§ **TASK ITEM**
How many lines below contain the word "data"? Give only the number.

[EXTRACTED MATERIAL]

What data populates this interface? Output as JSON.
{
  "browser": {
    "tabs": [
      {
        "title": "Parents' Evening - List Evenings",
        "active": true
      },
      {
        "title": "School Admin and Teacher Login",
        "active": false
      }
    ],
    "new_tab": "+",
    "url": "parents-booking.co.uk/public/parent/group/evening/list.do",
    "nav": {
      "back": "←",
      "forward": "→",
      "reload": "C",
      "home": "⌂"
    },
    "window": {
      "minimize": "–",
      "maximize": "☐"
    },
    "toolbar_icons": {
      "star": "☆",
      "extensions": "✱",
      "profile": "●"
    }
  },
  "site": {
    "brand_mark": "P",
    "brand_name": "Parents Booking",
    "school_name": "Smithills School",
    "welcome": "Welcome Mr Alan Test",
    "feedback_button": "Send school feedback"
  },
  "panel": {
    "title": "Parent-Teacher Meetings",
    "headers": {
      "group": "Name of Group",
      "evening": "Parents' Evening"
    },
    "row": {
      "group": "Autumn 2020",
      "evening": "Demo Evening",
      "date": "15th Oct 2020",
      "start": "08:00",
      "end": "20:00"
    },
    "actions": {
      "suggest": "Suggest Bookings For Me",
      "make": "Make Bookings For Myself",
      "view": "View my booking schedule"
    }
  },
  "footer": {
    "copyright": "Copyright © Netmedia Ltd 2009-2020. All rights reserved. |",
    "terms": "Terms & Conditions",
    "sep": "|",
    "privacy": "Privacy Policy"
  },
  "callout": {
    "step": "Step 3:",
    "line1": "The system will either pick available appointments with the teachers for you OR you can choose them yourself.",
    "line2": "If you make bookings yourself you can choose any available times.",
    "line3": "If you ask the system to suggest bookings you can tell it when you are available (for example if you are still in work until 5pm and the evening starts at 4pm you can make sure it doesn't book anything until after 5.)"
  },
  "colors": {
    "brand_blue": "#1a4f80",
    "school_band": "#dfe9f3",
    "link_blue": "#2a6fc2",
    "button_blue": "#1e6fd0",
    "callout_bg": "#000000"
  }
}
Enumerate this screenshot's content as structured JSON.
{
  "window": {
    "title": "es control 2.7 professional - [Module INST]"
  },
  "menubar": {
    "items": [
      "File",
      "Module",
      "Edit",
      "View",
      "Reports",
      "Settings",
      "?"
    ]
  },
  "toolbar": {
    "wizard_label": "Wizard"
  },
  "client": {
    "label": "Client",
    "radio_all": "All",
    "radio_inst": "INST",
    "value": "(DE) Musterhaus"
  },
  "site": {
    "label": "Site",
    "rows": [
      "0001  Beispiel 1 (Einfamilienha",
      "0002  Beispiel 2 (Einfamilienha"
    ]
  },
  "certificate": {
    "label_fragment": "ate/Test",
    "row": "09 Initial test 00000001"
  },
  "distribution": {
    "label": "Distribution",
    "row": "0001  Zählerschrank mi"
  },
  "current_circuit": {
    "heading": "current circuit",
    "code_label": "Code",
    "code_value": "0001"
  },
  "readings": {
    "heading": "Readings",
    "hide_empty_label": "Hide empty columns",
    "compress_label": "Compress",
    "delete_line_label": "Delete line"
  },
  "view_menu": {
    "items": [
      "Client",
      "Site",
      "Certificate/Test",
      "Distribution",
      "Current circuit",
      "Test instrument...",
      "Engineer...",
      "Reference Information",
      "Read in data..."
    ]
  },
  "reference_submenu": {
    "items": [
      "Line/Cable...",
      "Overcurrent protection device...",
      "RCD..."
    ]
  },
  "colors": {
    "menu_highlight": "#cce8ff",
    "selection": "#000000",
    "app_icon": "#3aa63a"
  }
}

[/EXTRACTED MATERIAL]

§ **TASK RESULT**
2